**Work required**
Among these entries, count the lines containing the word "title" and answer with only the number.

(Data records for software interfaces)

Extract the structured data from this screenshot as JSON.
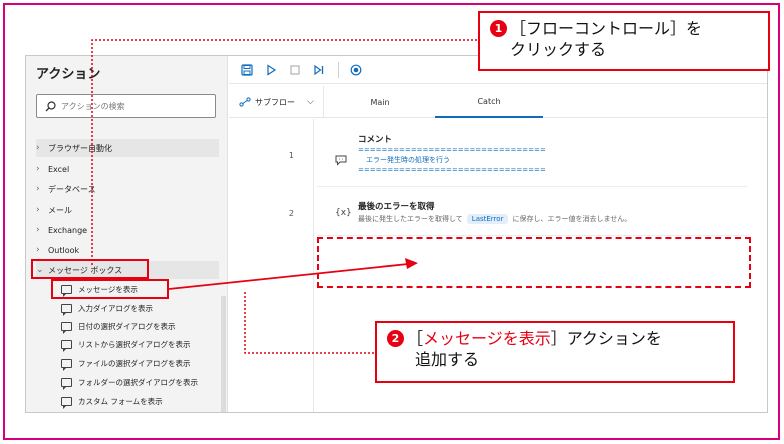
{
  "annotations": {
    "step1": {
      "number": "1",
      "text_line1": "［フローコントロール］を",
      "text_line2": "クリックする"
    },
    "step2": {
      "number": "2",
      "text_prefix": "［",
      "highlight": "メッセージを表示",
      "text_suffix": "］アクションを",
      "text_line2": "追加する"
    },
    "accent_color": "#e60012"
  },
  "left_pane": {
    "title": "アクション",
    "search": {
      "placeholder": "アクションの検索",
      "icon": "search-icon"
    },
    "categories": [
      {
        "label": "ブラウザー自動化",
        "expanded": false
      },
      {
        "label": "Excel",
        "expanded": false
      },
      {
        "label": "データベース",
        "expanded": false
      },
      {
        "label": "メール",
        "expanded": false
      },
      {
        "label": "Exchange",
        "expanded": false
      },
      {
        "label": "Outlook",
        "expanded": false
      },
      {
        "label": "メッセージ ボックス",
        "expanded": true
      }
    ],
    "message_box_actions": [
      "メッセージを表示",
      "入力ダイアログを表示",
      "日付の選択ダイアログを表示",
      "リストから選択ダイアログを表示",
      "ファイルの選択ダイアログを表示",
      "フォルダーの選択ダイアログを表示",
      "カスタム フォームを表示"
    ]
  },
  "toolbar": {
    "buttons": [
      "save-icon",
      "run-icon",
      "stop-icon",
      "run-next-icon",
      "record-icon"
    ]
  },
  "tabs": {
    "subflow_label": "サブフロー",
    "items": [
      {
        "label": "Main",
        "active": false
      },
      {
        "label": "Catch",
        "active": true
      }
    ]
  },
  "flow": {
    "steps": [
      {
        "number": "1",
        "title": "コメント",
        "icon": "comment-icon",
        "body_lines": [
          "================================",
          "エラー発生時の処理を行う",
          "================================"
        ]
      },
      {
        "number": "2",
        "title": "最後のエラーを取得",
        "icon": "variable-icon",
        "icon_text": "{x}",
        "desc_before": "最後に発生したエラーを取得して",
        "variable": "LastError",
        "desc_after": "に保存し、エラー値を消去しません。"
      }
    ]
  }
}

**Exercise answer**
3